# [Your objective]
Return each line of the listing that has the word "connector" in it.

#### Input material

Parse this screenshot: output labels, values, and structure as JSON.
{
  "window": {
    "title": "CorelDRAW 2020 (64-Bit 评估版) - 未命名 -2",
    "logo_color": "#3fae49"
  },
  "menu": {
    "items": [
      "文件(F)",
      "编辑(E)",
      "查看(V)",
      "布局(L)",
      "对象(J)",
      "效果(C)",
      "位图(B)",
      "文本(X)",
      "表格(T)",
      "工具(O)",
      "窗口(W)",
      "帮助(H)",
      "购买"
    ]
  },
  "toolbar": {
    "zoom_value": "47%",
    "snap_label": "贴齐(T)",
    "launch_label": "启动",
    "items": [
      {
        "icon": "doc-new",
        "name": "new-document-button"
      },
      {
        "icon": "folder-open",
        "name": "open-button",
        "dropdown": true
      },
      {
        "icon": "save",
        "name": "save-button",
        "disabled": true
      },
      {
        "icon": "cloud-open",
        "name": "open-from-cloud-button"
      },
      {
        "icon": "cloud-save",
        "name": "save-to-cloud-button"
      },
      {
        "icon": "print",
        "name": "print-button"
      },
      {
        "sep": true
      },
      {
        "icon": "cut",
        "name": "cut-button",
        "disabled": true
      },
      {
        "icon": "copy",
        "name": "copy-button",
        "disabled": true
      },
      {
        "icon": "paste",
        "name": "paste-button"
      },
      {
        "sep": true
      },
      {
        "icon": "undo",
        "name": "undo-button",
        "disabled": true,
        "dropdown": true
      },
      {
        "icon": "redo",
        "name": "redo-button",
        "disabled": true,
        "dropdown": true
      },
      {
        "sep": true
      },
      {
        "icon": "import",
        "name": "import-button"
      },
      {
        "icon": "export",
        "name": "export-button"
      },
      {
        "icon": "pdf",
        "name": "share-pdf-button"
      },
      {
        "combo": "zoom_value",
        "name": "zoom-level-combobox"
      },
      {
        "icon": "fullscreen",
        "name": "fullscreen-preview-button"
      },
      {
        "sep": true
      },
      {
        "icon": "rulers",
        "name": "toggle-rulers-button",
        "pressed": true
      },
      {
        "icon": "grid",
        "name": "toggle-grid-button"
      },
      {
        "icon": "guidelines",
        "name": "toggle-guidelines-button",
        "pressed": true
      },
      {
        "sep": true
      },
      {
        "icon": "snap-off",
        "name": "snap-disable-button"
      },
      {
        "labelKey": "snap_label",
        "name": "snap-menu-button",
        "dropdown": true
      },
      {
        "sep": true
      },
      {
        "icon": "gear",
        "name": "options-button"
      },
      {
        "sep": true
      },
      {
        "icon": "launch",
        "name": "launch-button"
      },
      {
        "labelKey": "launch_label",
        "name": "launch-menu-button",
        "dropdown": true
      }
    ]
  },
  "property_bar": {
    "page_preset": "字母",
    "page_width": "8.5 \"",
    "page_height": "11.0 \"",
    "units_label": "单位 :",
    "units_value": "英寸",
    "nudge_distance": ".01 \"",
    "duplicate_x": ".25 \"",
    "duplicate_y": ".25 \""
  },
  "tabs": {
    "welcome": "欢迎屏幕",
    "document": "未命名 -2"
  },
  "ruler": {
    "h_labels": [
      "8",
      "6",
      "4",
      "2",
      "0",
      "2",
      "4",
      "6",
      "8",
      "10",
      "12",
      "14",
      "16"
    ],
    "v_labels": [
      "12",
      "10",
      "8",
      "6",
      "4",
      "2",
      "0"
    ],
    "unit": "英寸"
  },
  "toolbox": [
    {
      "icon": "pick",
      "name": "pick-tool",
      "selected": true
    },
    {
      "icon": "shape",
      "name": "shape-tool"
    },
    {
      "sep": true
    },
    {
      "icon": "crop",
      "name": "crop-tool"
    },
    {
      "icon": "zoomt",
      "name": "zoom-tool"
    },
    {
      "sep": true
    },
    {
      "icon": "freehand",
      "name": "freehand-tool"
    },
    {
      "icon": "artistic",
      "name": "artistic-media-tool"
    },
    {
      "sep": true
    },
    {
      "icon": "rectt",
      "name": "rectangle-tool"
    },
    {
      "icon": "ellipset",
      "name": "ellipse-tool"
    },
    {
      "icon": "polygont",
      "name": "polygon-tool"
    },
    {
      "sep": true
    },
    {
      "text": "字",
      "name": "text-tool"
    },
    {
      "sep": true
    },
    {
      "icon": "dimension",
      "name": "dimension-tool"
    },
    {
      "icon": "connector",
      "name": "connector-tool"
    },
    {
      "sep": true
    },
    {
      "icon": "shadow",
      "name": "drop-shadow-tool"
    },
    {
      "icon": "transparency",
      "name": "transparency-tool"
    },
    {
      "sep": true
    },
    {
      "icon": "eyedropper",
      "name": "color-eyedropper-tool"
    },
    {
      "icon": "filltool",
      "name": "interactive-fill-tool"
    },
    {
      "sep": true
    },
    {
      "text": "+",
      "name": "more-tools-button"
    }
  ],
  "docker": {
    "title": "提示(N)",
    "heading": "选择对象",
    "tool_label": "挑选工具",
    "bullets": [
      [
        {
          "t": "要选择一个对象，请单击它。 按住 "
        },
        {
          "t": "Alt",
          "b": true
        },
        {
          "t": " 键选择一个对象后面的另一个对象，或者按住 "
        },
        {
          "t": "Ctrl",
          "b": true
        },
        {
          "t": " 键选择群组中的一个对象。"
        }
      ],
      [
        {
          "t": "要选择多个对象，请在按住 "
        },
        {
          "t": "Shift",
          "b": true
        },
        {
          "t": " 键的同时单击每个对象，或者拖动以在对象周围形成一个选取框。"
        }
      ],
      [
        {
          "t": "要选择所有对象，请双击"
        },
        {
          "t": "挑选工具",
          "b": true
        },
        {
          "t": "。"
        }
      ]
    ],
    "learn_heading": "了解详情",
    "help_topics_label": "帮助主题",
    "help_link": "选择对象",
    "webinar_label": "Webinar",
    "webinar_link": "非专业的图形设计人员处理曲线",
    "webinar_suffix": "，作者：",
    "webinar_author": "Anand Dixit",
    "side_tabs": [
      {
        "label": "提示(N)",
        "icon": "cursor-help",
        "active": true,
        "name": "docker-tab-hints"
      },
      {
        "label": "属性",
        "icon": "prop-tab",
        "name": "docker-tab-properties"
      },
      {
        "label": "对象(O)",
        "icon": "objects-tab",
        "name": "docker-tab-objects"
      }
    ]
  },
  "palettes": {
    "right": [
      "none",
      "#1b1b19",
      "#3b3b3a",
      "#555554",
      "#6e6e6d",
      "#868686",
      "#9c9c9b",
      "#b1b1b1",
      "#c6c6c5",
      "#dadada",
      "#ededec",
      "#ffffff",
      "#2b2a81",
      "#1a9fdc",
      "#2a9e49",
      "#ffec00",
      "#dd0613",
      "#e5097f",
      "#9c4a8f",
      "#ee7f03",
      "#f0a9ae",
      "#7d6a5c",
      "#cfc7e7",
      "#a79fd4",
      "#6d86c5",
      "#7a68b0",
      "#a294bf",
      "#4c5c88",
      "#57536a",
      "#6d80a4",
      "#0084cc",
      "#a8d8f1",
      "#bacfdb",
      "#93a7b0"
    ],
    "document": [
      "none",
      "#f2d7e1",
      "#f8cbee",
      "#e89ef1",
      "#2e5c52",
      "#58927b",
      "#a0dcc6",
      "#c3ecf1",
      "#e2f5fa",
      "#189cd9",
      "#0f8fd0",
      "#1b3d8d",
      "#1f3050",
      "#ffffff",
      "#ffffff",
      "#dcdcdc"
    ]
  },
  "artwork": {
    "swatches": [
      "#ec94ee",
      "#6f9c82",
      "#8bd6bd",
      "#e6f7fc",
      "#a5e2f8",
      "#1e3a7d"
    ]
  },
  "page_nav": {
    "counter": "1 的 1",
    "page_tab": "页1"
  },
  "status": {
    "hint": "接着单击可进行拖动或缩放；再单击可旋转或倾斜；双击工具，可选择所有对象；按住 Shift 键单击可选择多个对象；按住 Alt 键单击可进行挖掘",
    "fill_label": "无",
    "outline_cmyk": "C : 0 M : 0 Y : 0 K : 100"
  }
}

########

# [The answer]
      "icon": "connector",
      "name": "connector-tool"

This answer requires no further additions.